# Source information
——————————
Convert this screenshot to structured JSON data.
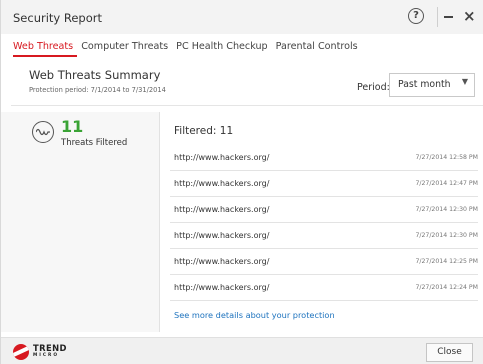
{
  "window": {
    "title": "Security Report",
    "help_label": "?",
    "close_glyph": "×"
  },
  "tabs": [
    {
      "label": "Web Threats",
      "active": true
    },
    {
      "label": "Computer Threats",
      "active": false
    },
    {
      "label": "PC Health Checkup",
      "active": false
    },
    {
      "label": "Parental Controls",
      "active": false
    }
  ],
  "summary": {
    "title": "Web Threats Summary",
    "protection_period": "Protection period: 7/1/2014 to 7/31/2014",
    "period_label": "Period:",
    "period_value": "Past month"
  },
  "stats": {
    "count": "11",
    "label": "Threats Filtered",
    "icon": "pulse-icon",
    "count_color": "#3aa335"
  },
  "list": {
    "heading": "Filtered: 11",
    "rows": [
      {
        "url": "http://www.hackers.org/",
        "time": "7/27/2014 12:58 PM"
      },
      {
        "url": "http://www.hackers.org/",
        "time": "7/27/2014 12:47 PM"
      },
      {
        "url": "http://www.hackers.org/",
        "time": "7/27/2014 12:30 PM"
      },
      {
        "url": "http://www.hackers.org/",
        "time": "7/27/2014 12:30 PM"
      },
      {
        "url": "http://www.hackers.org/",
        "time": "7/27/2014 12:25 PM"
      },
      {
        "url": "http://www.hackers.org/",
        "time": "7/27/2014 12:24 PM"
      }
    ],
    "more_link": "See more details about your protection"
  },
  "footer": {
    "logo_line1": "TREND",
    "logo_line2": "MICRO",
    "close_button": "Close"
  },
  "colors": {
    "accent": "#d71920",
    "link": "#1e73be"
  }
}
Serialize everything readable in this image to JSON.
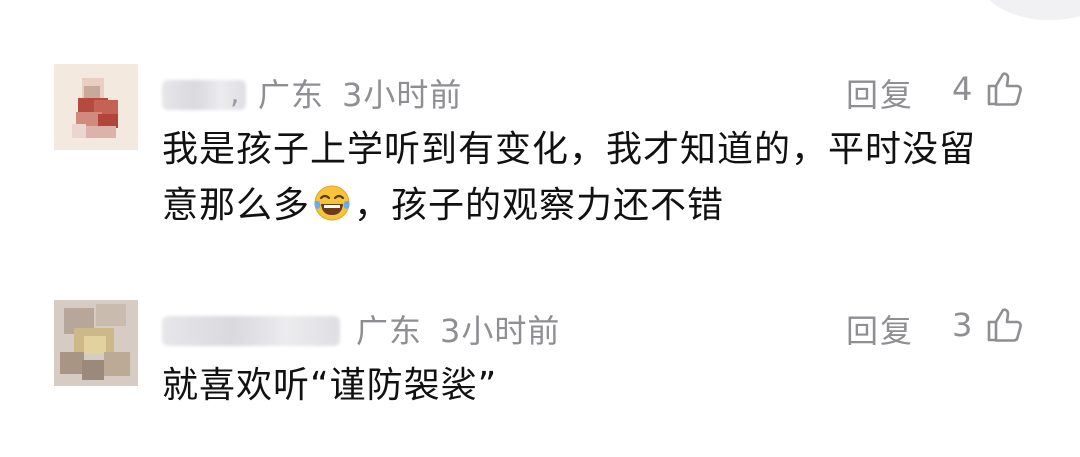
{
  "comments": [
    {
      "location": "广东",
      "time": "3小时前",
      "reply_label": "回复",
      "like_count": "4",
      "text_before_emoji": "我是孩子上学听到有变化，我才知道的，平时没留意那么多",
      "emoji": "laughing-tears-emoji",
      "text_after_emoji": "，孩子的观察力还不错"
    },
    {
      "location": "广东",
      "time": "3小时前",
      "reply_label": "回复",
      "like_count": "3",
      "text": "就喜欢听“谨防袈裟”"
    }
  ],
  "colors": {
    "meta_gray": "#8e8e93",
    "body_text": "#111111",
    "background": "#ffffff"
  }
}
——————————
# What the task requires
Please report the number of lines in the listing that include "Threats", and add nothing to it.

# Solution to the exercise
4